- What you have to do: Go through the listing below and count the lines with "OpenThread" in them. Only the count is needed.

**** Records to process ****

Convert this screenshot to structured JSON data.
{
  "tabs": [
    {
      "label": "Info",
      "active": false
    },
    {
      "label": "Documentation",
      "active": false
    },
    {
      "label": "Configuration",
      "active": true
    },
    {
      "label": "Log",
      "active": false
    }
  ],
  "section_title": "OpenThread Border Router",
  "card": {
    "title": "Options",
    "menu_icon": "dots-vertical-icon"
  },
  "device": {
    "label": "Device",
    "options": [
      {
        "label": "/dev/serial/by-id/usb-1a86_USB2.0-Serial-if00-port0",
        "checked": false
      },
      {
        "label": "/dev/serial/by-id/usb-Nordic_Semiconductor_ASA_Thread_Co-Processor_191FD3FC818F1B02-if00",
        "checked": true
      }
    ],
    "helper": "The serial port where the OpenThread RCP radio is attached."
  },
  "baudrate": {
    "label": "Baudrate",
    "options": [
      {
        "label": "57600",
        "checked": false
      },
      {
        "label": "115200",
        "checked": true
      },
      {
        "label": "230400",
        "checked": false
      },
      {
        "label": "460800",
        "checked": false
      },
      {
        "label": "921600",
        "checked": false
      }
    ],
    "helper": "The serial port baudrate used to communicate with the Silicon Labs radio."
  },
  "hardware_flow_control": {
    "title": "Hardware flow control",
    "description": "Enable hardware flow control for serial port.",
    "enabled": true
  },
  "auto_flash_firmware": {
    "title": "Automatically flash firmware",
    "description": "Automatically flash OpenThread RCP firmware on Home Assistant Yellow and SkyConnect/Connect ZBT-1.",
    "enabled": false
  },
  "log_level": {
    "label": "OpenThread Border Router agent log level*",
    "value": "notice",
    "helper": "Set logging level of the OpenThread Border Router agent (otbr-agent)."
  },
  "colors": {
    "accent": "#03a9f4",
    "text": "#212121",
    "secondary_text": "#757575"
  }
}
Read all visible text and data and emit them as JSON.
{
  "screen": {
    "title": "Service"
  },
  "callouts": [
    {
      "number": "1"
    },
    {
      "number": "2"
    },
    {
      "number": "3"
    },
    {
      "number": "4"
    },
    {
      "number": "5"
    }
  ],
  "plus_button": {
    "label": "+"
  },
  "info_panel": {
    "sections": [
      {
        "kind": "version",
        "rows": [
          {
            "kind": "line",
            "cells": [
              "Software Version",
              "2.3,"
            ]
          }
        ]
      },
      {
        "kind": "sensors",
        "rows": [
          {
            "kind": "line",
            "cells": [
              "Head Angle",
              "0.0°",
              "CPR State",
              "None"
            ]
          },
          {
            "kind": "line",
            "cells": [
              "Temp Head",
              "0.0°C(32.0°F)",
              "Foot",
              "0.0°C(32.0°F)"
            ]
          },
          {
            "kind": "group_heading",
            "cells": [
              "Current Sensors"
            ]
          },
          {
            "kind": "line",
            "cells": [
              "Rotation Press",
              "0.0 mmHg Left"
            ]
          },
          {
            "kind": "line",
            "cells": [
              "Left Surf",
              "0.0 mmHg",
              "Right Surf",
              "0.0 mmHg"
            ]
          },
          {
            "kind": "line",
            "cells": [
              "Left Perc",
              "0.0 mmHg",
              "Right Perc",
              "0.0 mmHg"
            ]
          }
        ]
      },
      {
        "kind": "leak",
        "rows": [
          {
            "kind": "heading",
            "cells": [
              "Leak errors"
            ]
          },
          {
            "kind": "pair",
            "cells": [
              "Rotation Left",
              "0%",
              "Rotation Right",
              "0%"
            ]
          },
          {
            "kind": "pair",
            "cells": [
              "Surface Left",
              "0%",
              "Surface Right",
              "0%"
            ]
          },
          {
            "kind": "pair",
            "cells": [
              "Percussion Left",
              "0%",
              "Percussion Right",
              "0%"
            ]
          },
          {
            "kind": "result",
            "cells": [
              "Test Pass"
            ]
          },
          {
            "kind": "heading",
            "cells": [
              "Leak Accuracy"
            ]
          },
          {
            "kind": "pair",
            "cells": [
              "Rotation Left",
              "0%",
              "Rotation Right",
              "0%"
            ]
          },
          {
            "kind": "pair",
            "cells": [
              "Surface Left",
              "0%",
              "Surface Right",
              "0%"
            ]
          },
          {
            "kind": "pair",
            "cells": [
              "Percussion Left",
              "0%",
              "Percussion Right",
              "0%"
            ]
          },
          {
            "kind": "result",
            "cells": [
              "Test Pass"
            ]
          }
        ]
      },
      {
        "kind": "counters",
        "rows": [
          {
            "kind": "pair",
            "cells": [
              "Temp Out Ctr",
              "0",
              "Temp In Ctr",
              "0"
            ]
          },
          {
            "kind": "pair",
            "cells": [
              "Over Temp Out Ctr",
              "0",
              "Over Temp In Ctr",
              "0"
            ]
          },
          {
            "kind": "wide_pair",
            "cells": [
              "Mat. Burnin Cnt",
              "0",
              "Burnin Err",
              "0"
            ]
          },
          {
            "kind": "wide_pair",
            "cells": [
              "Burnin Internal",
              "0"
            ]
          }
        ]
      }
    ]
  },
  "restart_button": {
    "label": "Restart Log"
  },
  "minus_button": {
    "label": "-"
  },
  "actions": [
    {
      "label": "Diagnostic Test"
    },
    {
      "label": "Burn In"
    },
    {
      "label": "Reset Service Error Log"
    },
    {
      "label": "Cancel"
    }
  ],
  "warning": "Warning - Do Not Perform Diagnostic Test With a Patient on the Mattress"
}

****

- Output for this task: 5